START Information provided

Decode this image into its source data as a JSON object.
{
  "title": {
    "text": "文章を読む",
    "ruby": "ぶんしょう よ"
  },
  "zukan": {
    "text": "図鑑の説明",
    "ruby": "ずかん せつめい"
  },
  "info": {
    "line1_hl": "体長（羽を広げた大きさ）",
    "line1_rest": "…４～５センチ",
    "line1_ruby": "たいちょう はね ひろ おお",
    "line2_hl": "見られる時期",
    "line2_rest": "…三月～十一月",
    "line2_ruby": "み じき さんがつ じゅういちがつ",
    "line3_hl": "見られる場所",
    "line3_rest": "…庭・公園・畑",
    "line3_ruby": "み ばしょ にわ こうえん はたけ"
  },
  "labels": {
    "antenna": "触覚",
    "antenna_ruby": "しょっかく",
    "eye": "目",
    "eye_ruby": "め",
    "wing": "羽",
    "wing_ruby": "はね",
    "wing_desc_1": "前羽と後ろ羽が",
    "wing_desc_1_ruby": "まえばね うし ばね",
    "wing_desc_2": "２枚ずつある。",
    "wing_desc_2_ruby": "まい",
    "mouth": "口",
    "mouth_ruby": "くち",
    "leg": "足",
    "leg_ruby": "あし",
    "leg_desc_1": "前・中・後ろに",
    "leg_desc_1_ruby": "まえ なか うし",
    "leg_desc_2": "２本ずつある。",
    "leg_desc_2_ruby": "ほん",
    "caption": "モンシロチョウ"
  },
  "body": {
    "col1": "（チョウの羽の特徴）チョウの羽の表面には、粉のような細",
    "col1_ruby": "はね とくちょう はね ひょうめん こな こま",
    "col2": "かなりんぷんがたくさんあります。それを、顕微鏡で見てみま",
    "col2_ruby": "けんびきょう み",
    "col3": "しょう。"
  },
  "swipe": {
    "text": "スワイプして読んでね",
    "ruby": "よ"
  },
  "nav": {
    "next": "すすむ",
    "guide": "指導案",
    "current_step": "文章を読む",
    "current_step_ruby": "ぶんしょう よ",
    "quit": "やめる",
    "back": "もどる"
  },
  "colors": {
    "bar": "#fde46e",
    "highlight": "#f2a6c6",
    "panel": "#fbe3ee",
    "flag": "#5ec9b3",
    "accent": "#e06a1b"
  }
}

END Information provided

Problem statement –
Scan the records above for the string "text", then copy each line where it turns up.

Result of the task –
    "text": "文章を読む",
    "text": "図鑑の説明",
    "text": "スワイプして読んでね",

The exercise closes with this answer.